§ **What you need to do**
Using the listing below, please gather every line containing the word "JSON".
[Opening Records for the task section]
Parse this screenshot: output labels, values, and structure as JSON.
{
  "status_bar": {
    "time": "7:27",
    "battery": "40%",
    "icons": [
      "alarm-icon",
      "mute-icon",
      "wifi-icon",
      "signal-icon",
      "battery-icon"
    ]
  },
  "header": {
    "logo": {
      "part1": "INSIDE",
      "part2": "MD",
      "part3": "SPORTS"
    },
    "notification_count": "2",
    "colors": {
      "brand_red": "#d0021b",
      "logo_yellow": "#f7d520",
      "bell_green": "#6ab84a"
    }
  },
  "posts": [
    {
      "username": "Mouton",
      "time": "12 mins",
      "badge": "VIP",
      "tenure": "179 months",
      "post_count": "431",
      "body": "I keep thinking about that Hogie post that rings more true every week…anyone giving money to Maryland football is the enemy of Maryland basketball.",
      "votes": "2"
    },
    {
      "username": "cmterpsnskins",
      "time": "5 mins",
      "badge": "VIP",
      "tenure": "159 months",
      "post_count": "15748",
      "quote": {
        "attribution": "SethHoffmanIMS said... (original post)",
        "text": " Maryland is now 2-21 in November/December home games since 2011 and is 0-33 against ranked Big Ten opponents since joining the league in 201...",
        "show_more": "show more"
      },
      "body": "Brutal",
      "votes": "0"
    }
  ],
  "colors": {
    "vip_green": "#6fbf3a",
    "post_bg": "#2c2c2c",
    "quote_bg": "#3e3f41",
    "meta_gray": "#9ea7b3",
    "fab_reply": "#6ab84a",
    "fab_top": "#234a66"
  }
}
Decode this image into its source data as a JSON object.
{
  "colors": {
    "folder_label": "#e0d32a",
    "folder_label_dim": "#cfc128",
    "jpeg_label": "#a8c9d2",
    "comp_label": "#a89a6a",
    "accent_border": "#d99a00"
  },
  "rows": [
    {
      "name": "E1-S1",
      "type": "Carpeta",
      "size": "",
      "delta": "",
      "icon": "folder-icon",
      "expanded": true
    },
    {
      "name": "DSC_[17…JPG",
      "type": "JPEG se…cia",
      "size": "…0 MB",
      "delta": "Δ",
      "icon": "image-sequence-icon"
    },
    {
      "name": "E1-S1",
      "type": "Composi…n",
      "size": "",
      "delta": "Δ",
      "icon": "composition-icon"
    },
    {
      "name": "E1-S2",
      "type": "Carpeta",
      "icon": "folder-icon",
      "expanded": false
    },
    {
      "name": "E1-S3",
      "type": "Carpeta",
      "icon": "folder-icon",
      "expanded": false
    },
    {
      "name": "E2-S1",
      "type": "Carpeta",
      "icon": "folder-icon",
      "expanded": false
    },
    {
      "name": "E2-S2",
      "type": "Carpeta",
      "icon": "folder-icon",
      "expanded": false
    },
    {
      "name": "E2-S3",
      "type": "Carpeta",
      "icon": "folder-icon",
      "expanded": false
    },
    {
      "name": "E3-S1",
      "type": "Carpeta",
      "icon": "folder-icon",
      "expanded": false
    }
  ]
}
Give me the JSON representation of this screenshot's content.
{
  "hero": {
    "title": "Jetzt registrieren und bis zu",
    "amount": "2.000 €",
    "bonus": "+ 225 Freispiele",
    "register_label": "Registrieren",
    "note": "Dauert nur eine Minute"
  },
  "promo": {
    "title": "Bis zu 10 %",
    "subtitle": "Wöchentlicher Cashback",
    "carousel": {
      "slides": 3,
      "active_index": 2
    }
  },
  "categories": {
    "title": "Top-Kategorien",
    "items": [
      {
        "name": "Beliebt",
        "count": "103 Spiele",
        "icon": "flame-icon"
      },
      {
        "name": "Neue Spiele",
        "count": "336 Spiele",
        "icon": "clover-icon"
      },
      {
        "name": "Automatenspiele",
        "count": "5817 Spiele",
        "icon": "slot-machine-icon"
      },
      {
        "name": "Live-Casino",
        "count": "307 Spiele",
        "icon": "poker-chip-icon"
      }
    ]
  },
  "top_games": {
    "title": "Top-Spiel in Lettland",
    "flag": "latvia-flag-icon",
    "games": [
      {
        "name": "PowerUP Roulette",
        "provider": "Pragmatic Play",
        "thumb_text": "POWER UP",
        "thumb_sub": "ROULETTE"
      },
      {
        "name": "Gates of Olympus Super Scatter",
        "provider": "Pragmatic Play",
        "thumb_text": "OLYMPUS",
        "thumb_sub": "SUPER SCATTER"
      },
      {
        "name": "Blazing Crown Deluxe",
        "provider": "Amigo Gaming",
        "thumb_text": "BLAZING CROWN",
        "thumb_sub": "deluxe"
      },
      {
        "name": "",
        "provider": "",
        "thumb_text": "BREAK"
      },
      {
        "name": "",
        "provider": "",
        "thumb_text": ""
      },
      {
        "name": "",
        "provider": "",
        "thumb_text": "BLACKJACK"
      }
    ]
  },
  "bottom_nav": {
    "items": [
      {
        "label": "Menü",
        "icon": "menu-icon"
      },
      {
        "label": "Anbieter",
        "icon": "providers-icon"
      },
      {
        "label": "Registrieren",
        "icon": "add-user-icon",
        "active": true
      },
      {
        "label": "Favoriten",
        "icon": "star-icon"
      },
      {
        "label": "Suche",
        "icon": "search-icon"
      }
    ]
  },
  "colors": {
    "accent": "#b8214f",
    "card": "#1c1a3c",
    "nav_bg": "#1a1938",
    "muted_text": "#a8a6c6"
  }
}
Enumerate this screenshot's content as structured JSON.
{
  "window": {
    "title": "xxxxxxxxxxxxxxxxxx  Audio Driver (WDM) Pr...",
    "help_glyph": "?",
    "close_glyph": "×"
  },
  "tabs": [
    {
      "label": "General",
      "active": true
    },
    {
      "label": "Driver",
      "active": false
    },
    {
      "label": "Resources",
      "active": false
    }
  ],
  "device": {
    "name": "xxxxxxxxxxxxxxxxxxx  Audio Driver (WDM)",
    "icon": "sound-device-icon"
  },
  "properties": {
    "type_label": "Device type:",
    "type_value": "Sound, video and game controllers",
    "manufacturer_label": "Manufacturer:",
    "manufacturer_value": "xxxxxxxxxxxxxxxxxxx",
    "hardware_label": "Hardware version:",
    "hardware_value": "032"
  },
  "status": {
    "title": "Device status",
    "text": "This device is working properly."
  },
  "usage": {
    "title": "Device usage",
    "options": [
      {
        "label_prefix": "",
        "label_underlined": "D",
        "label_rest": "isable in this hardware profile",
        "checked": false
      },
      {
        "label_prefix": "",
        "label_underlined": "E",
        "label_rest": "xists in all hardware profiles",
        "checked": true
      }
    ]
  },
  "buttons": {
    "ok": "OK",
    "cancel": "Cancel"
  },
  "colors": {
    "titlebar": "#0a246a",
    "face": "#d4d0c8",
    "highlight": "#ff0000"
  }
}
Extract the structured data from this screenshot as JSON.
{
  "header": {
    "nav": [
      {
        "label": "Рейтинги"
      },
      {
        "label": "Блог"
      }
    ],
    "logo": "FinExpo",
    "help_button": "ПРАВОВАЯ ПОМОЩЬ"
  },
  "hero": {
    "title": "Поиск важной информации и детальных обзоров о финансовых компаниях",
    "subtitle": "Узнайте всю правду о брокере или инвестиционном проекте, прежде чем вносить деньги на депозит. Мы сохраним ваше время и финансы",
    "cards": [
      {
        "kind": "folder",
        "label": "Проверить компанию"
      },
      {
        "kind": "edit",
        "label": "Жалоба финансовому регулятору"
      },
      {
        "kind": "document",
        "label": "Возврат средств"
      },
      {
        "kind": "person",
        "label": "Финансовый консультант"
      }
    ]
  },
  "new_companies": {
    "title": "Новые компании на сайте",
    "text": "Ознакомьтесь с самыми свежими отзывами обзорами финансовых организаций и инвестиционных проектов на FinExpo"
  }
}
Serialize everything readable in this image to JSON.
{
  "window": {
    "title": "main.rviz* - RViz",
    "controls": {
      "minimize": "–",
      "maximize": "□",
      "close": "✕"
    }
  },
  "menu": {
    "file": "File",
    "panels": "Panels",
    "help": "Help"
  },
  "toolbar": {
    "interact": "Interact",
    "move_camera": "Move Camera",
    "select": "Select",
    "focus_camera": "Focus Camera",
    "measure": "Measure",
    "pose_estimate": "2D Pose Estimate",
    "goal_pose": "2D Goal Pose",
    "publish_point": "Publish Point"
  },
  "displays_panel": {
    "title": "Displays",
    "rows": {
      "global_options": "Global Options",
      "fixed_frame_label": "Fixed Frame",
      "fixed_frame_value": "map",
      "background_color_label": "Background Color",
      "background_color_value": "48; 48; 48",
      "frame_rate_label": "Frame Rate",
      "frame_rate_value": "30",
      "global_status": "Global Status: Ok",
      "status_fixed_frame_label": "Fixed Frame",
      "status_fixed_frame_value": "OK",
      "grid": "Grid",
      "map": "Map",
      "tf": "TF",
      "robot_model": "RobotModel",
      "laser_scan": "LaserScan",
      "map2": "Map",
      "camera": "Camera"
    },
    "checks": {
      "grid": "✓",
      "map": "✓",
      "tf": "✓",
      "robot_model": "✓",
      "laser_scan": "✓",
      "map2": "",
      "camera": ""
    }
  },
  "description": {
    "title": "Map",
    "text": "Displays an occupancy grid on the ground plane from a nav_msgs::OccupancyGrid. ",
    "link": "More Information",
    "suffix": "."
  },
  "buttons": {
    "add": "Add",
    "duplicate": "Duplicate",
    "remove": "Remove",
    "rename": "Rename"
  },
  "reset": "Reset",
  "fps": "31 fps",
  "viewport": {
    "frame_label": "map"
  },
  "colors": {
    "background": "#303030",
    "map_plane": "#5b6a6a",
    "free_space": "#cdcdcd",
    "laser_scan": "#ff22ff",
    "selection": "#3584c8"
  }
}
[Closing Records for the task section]
§ **Reply to the exercise**
Parse this screenshot: output labels, values, and structure as JSON.
Decode this image into its source data as a JSON object.
Give me the JSON representation of this screenshot's content.
Enumerate this screenshot's content as structured JSON.
Extract the structured data from this screenshot as JSON.
Serialize everything readable in this image to JSON.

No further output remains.